The Center for Media and Democracy tracked 36 VNRs and identified 77 stations, collectively reaching more than half of the U.S. population, that used them at least once during the 10-month survey period. Many stations used the footage multiple times.
“There was not one disclosure [of the source of the corporate footage] in 98 instances,” said Diane Farsetta, co-author of the report. Stations didn’t balance or supplement the messages with independent fact-finding; sometimes they made it look like their own reporting, and more than a third ran VNRs intact.
Because of such laziness, viewers have no way of knowing “when the news segment they’re watching was bought and paid for by the very subjects of that ‘report’,” wrote Farsetta and her co-author, Daniel Price.
Fred Brown, co-chairman of SPJ’s Ethics committee, said the Wisconsin-based center “deserves credit and thanks for once again bringing this deplorable practice to public attention.”
SPJ would stop short of endorsing CMD’s proposed solution: an investigation by the Federal Communications Commission, clarification of corporate identification rules and penalties for “all stations that air fake news.”
“It’s never a good idea when government tells journalists what they can and cannot do in the content of their news reports,” said Brown, a Sunday columnist for The Denver Post and former national president of SPJ. “We would oppose any expansion of the FCC rule. Instead, we would call on television to clean up its own act.”
During the April 24-28 observance of Ethics in Journalism Week, SPJ urges all journalists to abide by the same high ethical standards to which they hold others. Additionally, the Society encourages all journalists to visit www.spj.org/ethics.asp
The Society of Professional Journalists works to improve and protect journalism. The organization is dedicated to encouraging the free practice of journalism and stimulating high standards of ethical behavior.

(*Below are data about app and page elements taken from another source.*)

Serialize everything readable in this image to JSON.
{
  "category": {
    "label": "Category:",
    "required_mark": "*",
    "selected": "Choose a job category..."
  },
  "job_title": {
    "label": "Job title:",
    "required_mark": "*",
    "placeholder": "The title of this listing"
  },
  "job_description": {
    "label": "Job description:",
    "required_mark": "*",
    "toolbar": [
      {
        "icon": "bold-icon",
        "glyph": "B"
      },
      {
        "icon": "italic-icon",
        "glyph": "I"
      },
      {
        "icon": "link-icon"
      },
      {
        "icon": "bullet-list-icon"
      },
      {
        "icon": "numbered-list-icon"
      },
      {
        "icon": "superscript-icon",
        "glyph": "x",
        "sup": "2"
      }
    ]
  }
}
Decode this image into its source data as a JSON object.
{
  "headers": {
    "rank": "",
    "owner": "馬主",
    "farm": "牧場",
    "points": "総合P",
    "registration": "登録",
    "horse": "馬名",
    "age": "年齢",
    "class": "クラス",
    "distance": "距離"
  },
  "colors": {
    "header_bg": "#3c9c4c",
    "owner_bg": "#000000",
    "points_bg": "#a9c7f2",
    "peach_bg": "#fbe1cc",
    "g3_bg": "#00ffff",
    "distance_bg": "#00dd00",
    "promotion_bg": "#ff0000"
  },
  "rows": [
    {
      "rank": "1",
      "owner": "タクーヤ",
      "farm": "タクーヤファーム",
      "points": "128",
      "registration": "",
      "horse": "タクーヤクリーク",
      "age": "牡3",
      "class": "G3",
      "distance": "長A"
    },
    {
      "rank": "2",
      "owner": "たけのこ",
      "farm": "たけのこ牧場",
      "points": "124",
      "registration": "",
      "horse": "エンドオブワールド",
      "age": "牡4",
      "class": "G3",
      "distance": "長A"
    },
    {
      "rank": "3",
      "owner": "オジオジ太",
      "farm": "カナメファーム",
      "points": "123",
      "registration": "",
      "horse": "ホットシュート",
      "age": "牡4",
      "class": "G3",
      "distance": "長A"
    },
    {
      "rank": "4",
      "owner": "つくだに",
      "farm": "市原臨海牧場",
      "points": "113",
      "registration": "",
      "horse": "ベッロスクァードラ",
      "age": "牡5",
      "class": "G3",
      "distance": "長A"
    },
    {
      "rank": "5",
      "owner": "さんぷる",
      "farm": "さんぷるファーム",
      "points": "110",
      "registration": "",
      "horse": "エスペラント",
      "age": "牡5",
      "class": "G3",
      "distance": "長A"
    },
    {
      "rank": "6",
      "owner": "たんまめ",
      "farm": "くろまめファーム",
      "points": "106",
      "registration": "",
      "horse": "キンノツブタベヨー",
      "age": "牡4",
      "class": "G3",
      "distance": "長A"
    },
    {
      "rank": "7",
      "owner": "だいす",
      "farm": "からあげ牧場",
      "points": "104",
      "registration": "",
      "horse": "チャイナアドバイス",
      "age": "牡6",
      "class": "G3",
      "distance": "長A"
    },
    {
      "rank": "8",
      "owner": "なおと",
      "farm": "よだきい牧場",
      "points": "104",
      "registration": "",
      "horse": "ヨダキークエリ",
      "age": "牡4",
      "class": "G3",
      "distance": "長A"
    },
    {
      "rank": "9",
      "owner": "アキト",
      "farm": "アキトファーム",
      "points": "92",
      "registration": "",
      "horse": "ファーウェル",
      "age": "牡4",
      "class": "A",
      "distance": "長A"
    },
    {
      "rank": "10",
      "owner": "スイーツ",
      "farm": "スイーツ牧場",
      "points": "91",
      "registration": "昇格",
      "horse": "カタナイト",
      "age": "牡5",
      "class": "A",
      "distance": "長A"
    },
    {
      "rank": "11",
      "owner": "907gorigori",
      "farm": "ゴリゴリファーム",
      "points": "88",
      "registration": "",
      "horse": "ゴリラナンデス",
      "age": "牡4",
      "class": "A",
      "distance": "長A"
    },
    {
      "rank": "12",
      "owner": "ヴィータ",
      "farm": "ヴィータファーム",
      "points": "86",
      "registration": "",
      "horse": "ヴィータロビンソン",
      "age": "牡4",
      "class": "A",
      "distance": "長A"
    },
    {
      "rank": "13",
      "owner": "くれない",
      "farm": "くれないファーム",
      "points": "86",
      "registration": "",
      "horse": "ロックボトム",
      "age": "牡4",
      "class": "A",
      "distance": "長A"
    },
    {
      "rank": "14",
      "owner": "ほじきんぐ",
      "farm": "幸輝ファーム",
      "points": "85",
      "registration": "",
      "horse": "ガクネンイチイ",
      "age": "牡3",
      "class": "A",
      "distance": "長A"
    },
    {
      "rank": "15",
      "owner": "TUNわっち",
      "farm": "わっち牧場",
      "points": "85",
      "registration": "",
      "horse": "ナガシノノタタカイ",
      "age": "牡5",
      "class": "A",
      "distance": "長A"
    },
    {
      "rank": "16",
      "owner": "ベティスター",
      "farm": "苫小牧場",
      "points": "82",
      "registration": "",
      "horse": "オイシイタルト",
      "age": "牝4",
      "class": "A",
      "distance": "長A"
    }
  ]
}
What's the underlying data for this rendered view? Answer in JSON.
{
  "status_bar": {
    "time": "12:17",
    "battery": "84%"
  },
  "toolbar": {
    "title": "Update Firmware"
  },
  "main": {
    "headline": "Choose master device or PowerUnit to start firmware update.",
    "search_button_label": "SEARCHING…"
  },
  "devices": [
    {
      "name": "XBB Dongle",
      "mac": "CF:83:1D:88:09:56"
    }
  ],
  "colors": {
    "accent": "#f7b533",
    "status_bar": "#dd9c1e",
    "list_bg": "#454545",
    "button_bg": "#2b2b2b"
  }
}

Founded in 1909 as Sigma Delta Chi, SPJ promotes the free flow of information vital to a well-informed citizenry; works to inspire and educate the next generation of journalists; and protects First Amendment guarantees of freedom of speech and press.